Helpfully ensuring variety in Times Square will be The Blonde in the Thunderbird at the Brooks Atkinston, starring none other than "Three's Company" star Suzanne Somers. The "one woman musical show" will play a limited run July 8-Sept. 3. Somers, it is said, will talk and sing.
Due much later in the coming season will be producer Margo Lion's first big Broadway project since Hairspray. The Wedding Singer, a new musical based on the hit Adam Sandler movie of the same name, will open on Broadway in spring 2006 after a tryout in Seattle (the same route Lion used with Hairspray). As with Lion's previous hit, The Wedding Singer will feature a creative team getting its first big break, Broadway-wise: composer Matthew Sklar, lyricist Chad Beguelin and librettists Beguelin and Tim Herlihy.
Playwright Jon Robin Baitz and actor Ron Rifkin have enjoyed their best luck in the theatre when together. Their collaborations on The Substance of Fire and Three Hotels more than a decade ago put Baitz on the map and resurrected Rifkin's then flagging acting career. With The Paris Letter, to begin its New York premiere May 13 at the Roundabout's Laura Pels Theatre, the two reunite. Rifkin plays a Wall Street hotshot whose past catches up with him and threatens both his personal and professional lives. Rifkin, of course, is no longer struggling. He's played the main baddie on TV's popular "Alias" for several seasons and is as big a star as he's ever been. Joining him will be Michele Pawk and John Glover. Directing is helmsman of the moment, Doug Hughes; the play will replace current Laura Pels tenant, McReele, which was also directed by Hughes. In fact, the bathrooms at the Pels now read "Hers" and "Hughes."
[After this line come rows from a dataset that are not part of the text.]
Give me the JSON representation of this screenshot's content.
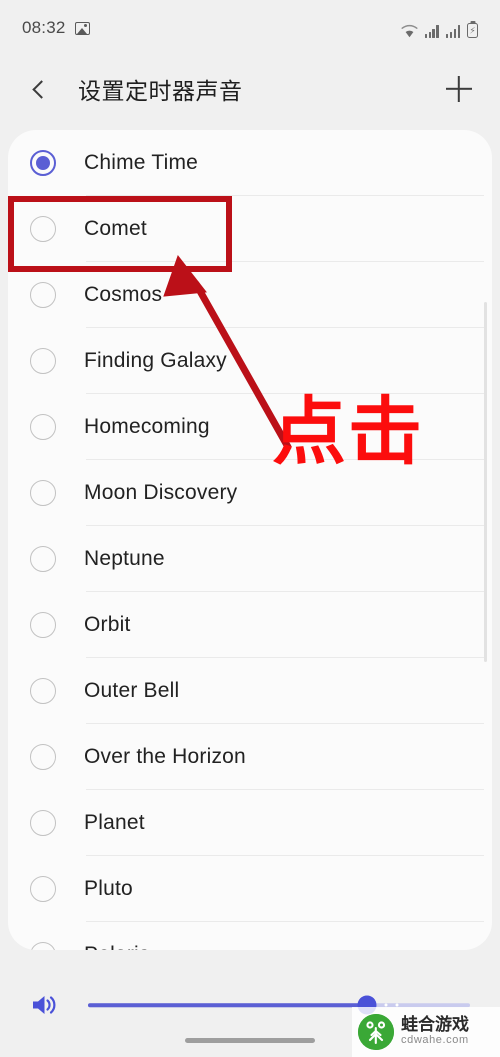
{
  "status_bar": {
    "time": "08:32",
    "photo_icon": "image-icon",
    "wifi_icon": "wifi-icon",
    "signal_icon_1": "signal-bars-icon",
    "signal_icon_2": "signal-bars-icon",
    "battery_icon": "battery-charging-icon",
    "battery_glyph": "⚡"
  },
  "app_bar": {
    "back_icon": "back-chevron-icon",
    "title": "设置定时器声音",
    "add_icon": "plus-icon"
  },
  "sound_list": {
    "selected": "Chime Time",
    "items": [
      {
        "label": "Chime Time",
        "selected": true
      },
      {
        "label": "Comet",
        "selected": false
      },
      {
        "label": "Cosmos",
        "selected": false
      },
      {
        "label": "Finding Galaxy",
        "selected": false
      },
      {
        "label": "Homecoming",
        "selected": false
      },
      {
        "label": "Moon Discovery",
        "selected": false
      },
      {
        "label": "Neptune",
        "selected": false
      },
      {
        "label": "Orbit",
        "selected": false
      },
      {
        "label": "Outer Bell",
        "selected": false
      },
      {
        "label": "Over the Horizon",
        "selected": false
      },
      {
        "label": "Planet",
        "selected": false
      },
      {
        "label": "Pluto",
        "selected": false
      },
      {
        "label": "Polaris",
        "selected": false
      }
    ]
  },
  "volume": {
    "icon": "speaker-volume-icon",
    "value_percent": 73
  },
  "annotations": {
    "highlight_target": "Comet",
    "callout_text": "点击",
    "box_color": "#bb1018",
    "text_color": "#fc0d0d",
    "arrow_icon": "arrow-pointer-icon"
  },
  "watermark": {
    "logo_icon": "frog-logo-icon",
    "title": "蛙合游戏",
    "url": "cdwahe.com"
  },
  "theme": {
    "accent": "#5b5fd4",
    "page_bg": "#f0f0f0",
    "card_bg": "#fbfbfb"
  },
  "gesture_bar": "home-indicator"
}
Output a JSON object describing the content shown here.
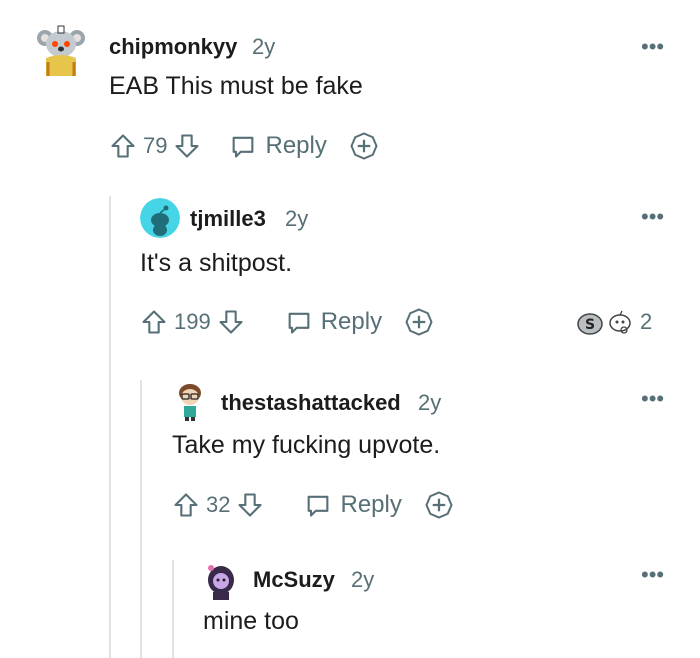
{
  "comments": [
    {
      "author": "chipmonkyy",
      "age": "2y",
      "body": "EAB This must be fake",
      "score": "79",
      "reply_label": "Reply"
    },
    {
      "author": "tjmille3",
      "age": "2y",
      "body": "It's a shitpost.",
      "score": "199",
      "reply_label": "Reply",
      "award_count": "2"
    },
    {
      "author": "thestashattacked",
      "age": "2y",
      "body": "Take my fucking upvote.",
      "score": "32",
      "reply_label": "Reply"
    },
    {
      "author": "McSuzy",
      "age": "2y",
      "body": "mine too"
    }
  ],
  "more_label": "•••",
  "colors": {
    "text": "#1c1c1c",
    "muted": "#576f76",
    "thread_line": "#dfe3e6",
    "avatar_teal": "#46d5e6"
  }
}
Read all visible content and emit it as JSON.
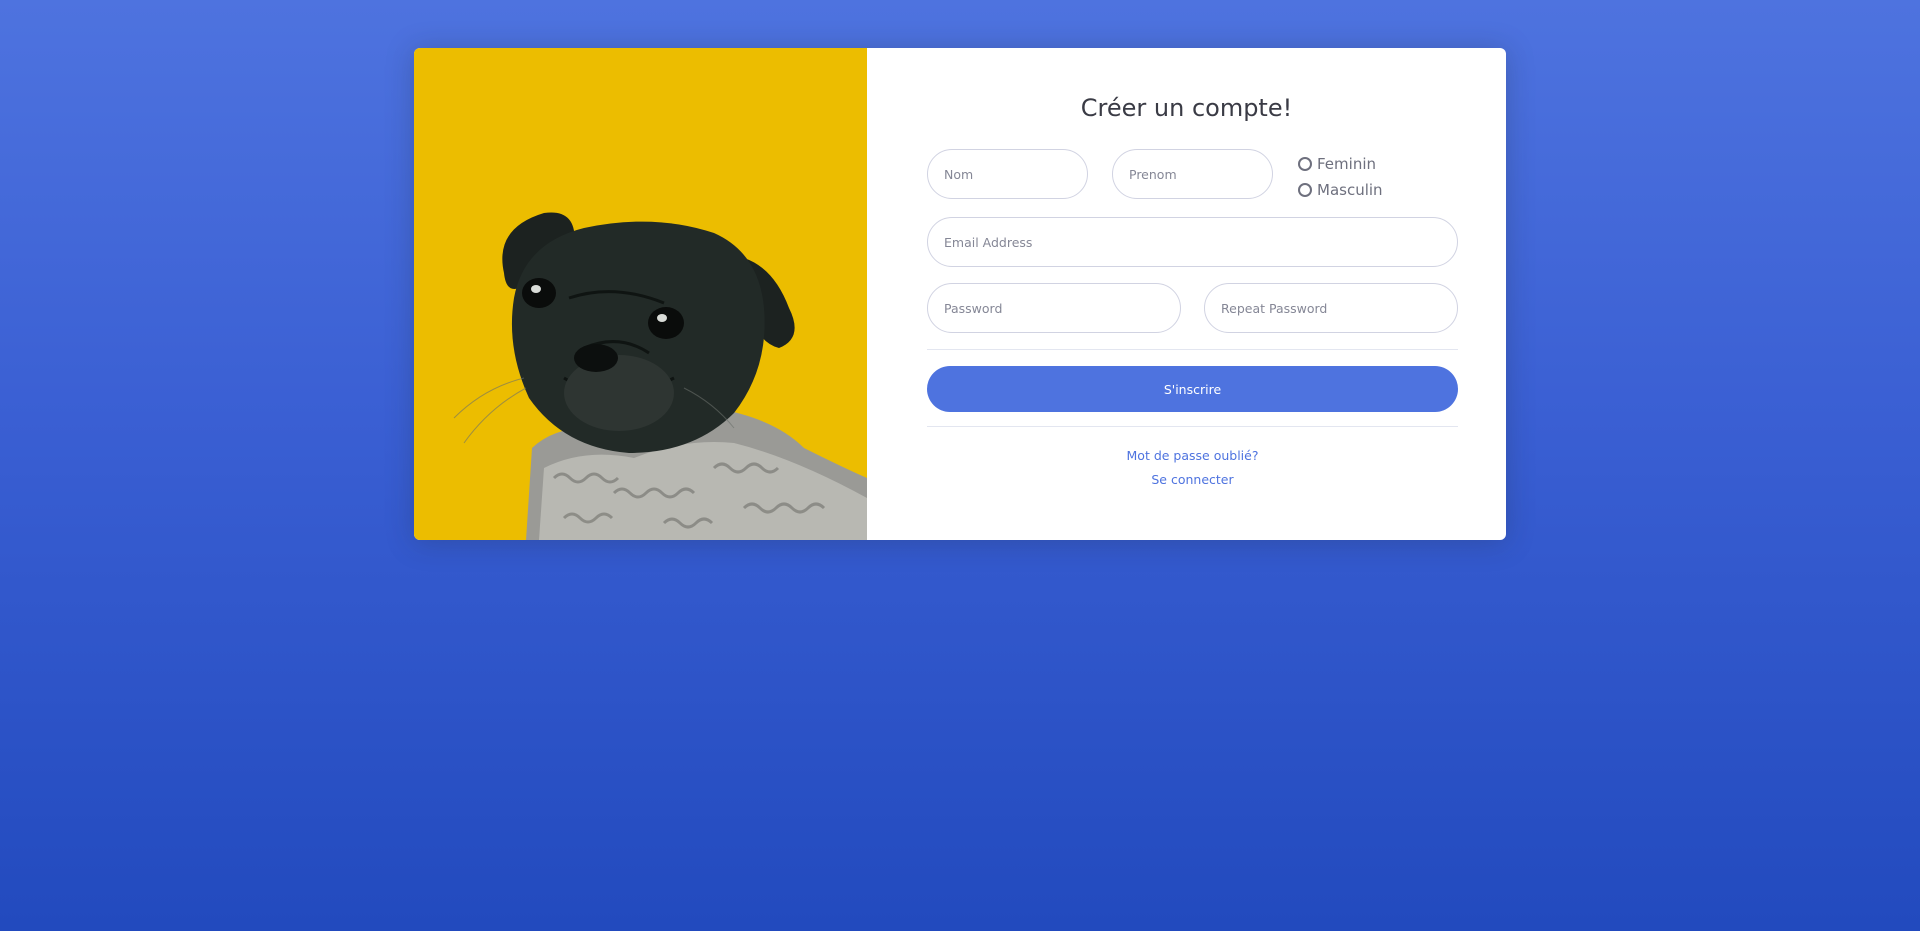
{
  "form": {
    "title": "Créer un compte!",
    "nom_placeholder": "Nom",
    "prenom_placeholder": "Prenom",
    "gender_options": [
      "Feminin",
      "Masculin"
    ],
    "email_placeholder": "Email Address",
    "password_placeholder": "Password",
    "repeat_password_placeholder": "Repeat Password",
    "submit_label": "S'inscrire",
    "forgot_password_link": "Mot de passe oublié?",
    "login_link": "Se connecter"
  },
  "colors": {
    "accent": "#4e73df",
    "image_background": "#ecbd00",
    "background_top": "#4e73df",
    "background_bottom": "#224abe"
  },
  "image": {
    "subject": "pug-in-sweater-photo"
  }
}
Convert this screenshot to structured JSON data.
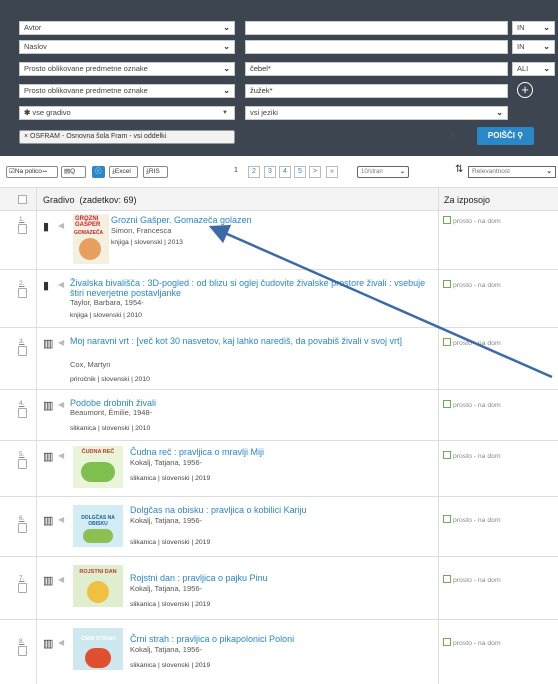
{
  "filters": {
    "rows": [
      {
        "field": "Avtor",
        "value": "",
        "op": "IN"
      },
      {
        "field": "Naslov",
        "value": "",
        "op": "IN"
      },
      {
        "field": "Prosto oblikovane predmetne oznake",
        "value": "čebel*",
        "op": "ALI"
      },
      {
        "field": "Prosto oblikovane predmetne oznake",
        "value": "žužek*",
        "op": ""
      }
    ],
    "material": "vse gradivo",
    "language": "vsi jeziki",
    "chip": "× OSFRAM - Osnovna šola Fram - vsi oddelki",
    "clear": "×",
    "search_label": "POIŠČI"
  },
  "toolbar": {
    "shelf": "Na policoꕀ",
    "excel": "Excel",
    "ris": "RIS",
    "pages": [
      "1",
      "2",
      "3",
      "4",
      "5",
      ">",
      "»"
    ],
    "per_page": "10/stran",
    "sort": "Relevantnost"
  },
  "table": {
    "col_material": "Gradivo",
    "count": "(zadetkov: 69)",
    "col_loan": "Za izposojo"
  },
  "results": [
    {
      "num": "1.",
      "title": "Grozni Gašper. Gomazeča golazen",
      "author": "Simon, Francesca",
      "meta": "knjiga | slovenski | 2013",
      "loan": "prosto - na dom",
      "cover": "red"
    },
    {
      "num": "2.",
      "title": "Živalska bivališča : 3D-pogled : od blizu si oglej čudovite živalske prostore živali : vsebuje štiri neverjetne postavljanke",
      "author": "Taylor, Barbara, 1954-",
      "meta": "knjiga | slovenski | 2010",
      "loan": "prosto - na dom",
      "cover": ""
    },
    {
      "num": "3.",
      "title": "Moj naravni vrt : [več kot 30 nasvetov, kaj lahko narediš, da povabiš živali v svoj vrt]",
      "author": "Cox, Martyn",
      "meta": "priročnik | slovenski | 2010",
      "loan": "prosto - na dom",
      "cover": ""
    },
    {
      "num": "4.",
      "title": "Podobe drobnih živali",
      "author": "Beaumont, Émilie, 1948-",
      "meta": "slikanica | slovenski | 2010",
      "loan": "prosto - na dom",
      "cover": ""
    },
    {
      "num": "5.",
      "title": "Čudna reč : pravljica o mravlji Miji",
      "author": "Kokalj, Tatjana, 1956-",
      "meta": "slikanica | slovenski | 2019",
      "loan": "prosto - na dom",
      "cover": "ČUDNA REČ"
    },
    {
      "num": "6.",
      "title": "Dolgčas na obisku : pravljica o kobilici Kariju",
      "author": "Kokalj, Tatjana, 1956-",
      "meta": "slikanica | slovenski | 2019",
      "loan": "prosto - na dom",
      "cover": "DOLGČAS NA OBISKU"
    },
    {
      "num": "7.",
      "title": "Rojstni dan : pravljica o pajku Pinu",
      "author": "Kokalj, Tatjana, 1956-",
      "meta": "slikanica | slovenski | 2019",
      "loan": "prosto - na dom",
      "cover": "ROJSTNI DAN"
    },
    {
      "num": "8.",
      "title": "Črni strah : pravljica o pikapolonici Poloni",
      "author": "Kokalj, Tatjana, 1956-",
      "meta": "slikanica | slovenski | 2019",
      "loan": "prosto - na dom",
      "cover": "ČRNI STRAH"
    }
  ],
  "cover1": {
    "line1": "GROZNI",
    "line2": "GAŠPER",
    "line3": "GOMAZEČA"
  },
  "colors": {
    "panel": "#3d4650",
    "accent": "#2a88c8",
    "available": "#6ab04c"
  }
}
Finally, the Tony Administration Committee convened April 14 in the Sistine Chapel—I mean, some office in the west 40s—to make a host a eligibility judgements regarding shows that had opened on Broadway since the New Year. Among the decisions: Three of Spamalot's men, Tim Curry, David Hyde Pierce and Hank Azaria, will be eligible as leading actors; and both John Lithgow and Norbert Leo Butz of Dirty Rotten Scoundrels, will be considered leading men as well. And that, friends, is how you neatly fill out the five-nominee Leading Actor in a Musical category.